Hugh was the son of Henry Annett of Widdrington, Northumberland, and Edith Annett (formerly Crawford) of Stanton Fence, Morpeth. He was born in 1886 in Widdrington and had three siblings: Henry (born around 1884), Edith (born around 1888), and James (born around 1890). His younger brother James also served with the Durham Light Infantry and survived the war. Three staff also shared the Annett family home; Maud Burland (the Governess), and Mary Ray and Isabella Morton (both servants).
Hugh was educated at King Edward VI School, Morpeth, then Armstrong College (1902-1906). At Armstrong College, Hugh studied Metallurgy, Mining, Surveying, Engineering and Electrical Engineering and was awarded a BSc in September 1906. He worked as Under Manager at Horden Colliery having gained his manager's certificate in 1909. He was also a member of the Institute of Mining Engineers.

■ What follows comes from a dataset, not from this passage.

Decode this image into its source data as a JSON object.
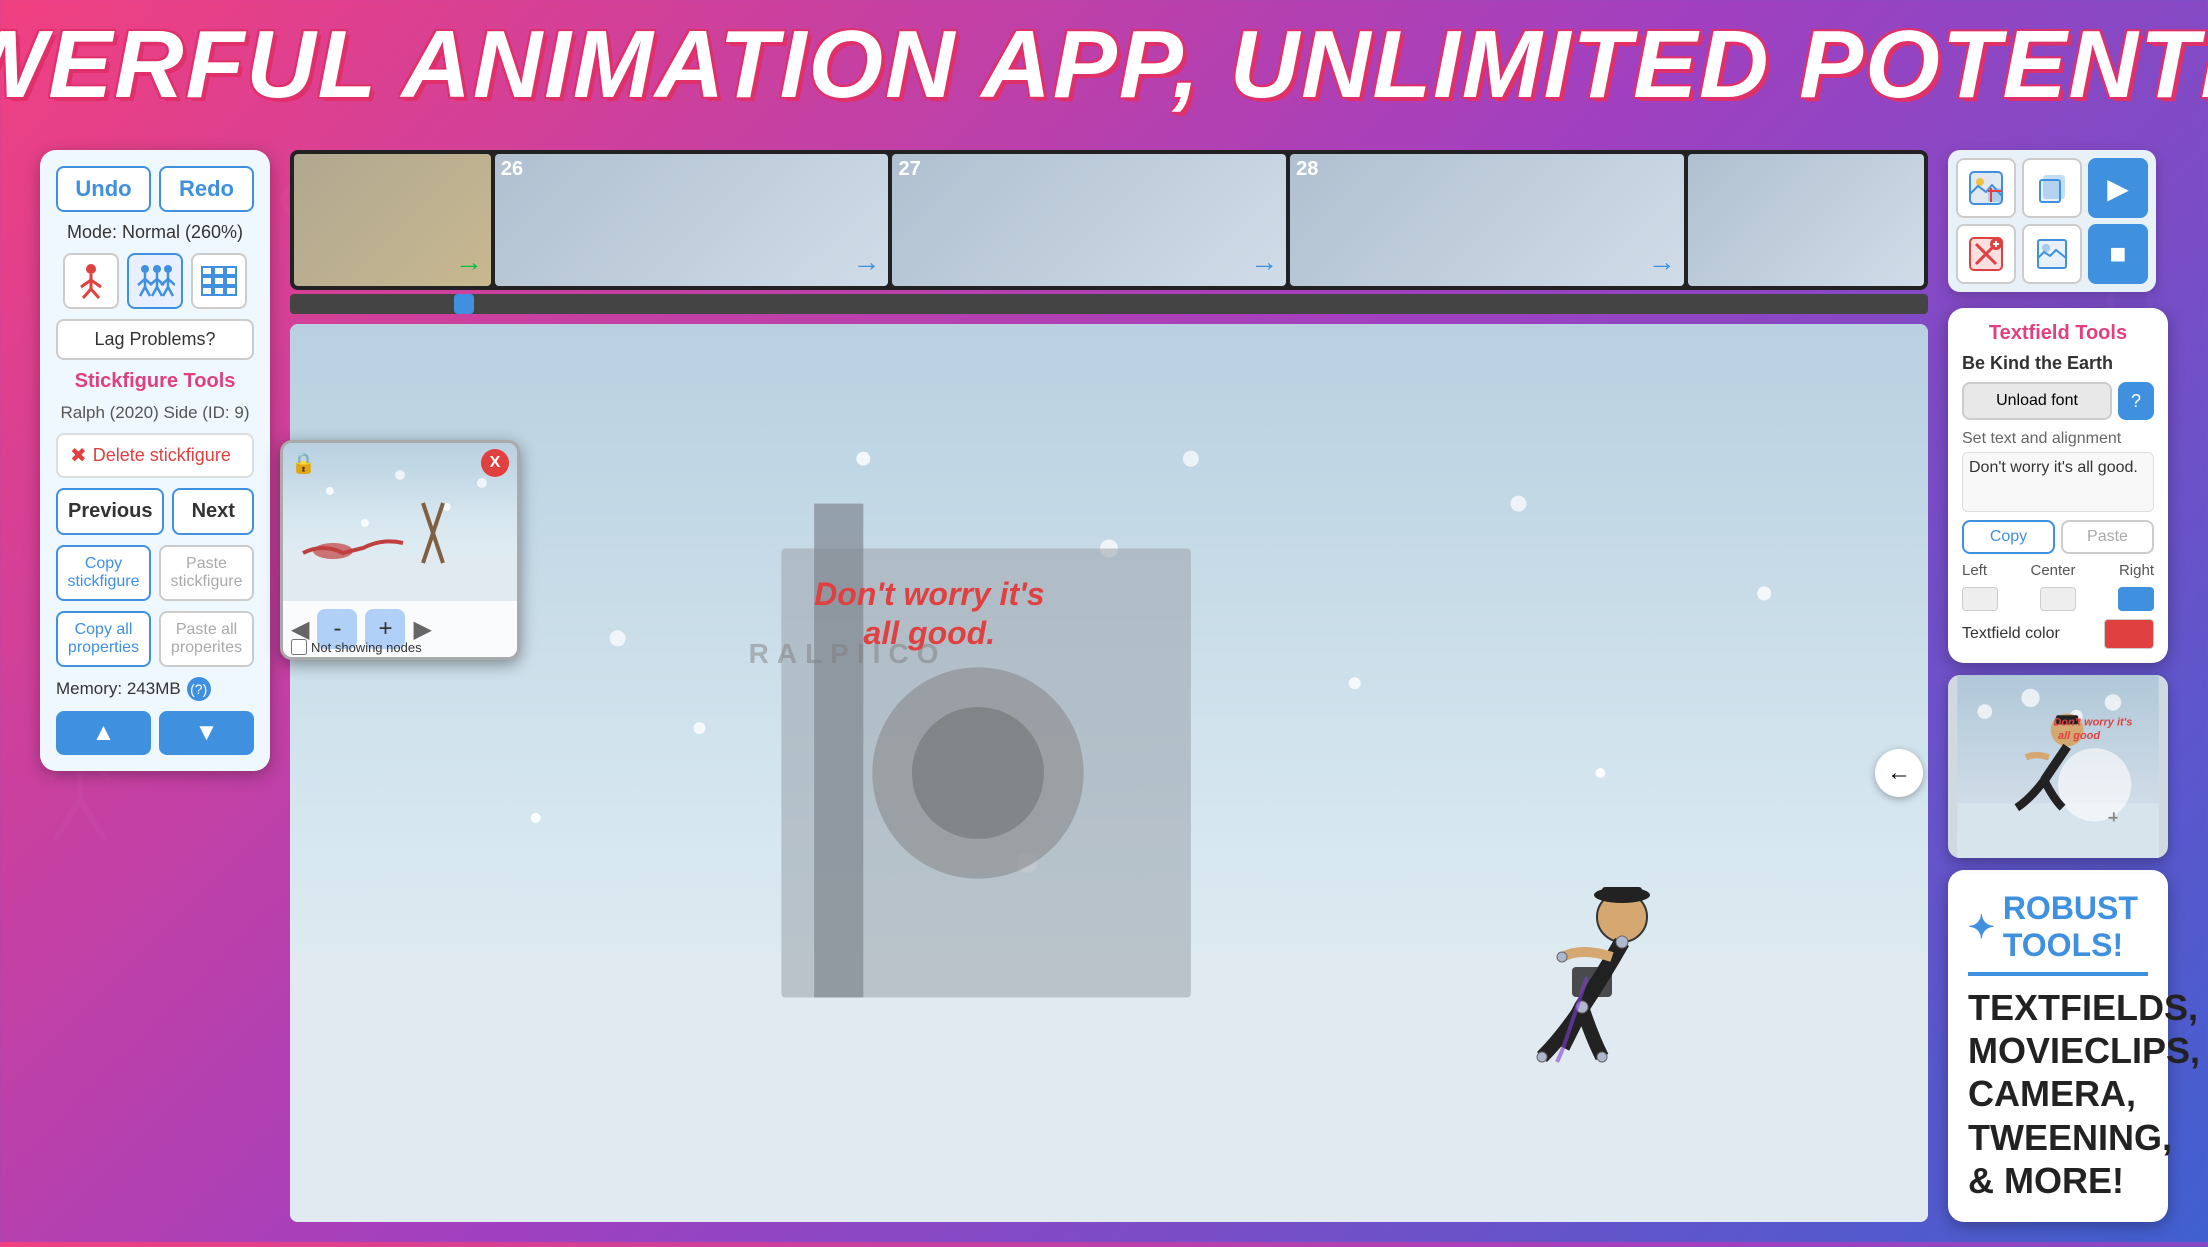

Hugh joined the Durham Light Infantry, 6th Battalion on 14th July 1915, gazetted at the rank of Second Lieutenant.
Hugh arrived in France on 15th March 1916. On 6th June 1916, he led 24 men in Y Company in a night raid against German trenches, but came under heavy resistance from opposition troops whilst in no man’s land. The delayed raid was attempted again on the 9th June and once more on 12th June. Hugh and his men entered the enemy trench, and after doing considerable damage with bombs and rifles, returned without casualty.
Hugh was killed in action aged 29 whilst leading his company. On 15th September 1916, Hugh's battalion joined the 151st Brigade's assaulting formation at the Battle of Flers-Courcelette (15th - 22nd September 1916), near Martinpuich (Battle of the Somme). At 6.20 a.m. on the first day of this assault, his Battalion moved from Shelter Wood to the South West corner of Mametz Wood. At about 4 p.m. word came that the Battalion would move up the line at once and a conference was held with all Company Commanders. The Battalion attacked the German trenches, but were unsuccessful.